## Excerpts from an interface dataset
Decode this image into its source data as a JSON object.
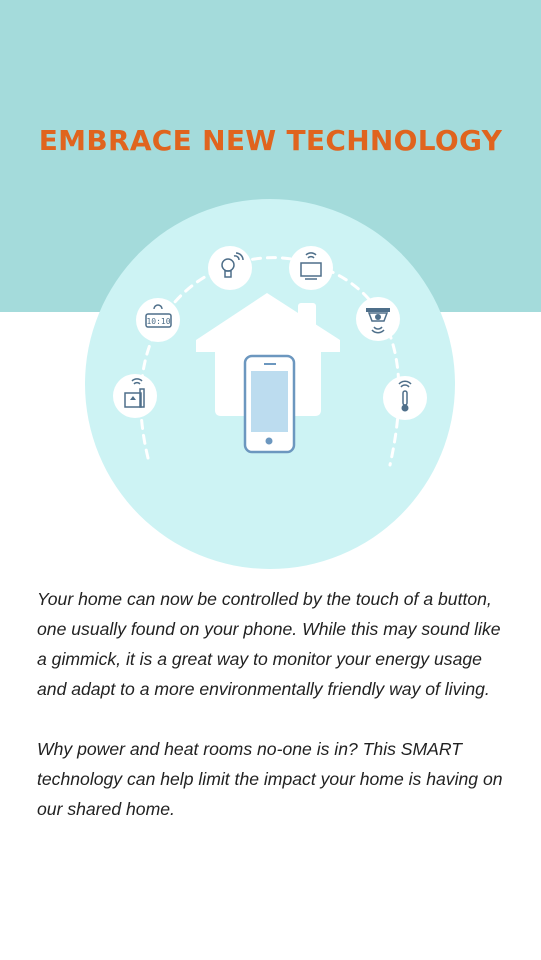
{
  "colors": {
    "top_band": "#a4dbdb",
    "title": "#e0641e",
    "circle": "#cdf3f4",
    "house": "#ffffff",
    "phone_outline": "#6c97bf",
    "phone_screen": "#bcdcef",
    "icon_stroke": "#4f6f8a"
  },
  "header": {
    "title": "EMBRACE NEW TECHNOLOGY"
  },
  "illustration": {
    "icons": [
      "router-icon",
      "clock-icon",
      "light-bulb-icon",
      "tv-icon",
      "security-camera-icon",
      "thermometer-icon"
    ],
    "clock_display": "10:10"
  },
  "content": {
    "paragraph_1": "Your home can now be controlled by the touch of a button, one usually found on your phone. While this may sound like a gimmick, it is a great way to monitor your energy usage and adapt to a more environmentally friendly way of living.",
    "paragraph_2": "Why power and heat rooms no-one is in? This SMART technology can help limit the impact your home is having on our shared home."
  }
}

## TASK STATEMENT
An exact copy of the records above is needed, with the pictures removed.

## RESPONSE TO THE EXERCISE
Decode this image into its source data as a JSON object.
{
  "colors": {
    "top_band": "#a4dbdb",
    "title": "#e0641e",
    "circle": "#cdf3f4",
    "house": "#ffffff",
    "phone_outline": "#6c97bf",
    "phone_screen": "#bcdcef",
    "icon_stroke": "#4f6f8a"
  },
  "header": {
    "title": "EMBRACE NEW TECHNOLOGY"
  },
  "illustration": {
    "icons": [
      "router-icon",
      "clock-icon",
      "light-bulb-icon",
      "tv-icon",
      "security-camera-icon",
      "thermometer-icon"
    ],
    "clock_display": "10:10"
  },
  "content": {
    "paragraph_1": "Your home can now be controlled by the touch of a button, one usually found on your phone. While this may sound like a gimmick, it is a great way to monitor your energy usage and adapt to a more environmentally friendly way of living.",
    "paragraph_2": "Why power and heat rooms no-one is in? This SMART technology can help limit the impact your home is having on our shared home."
  }
}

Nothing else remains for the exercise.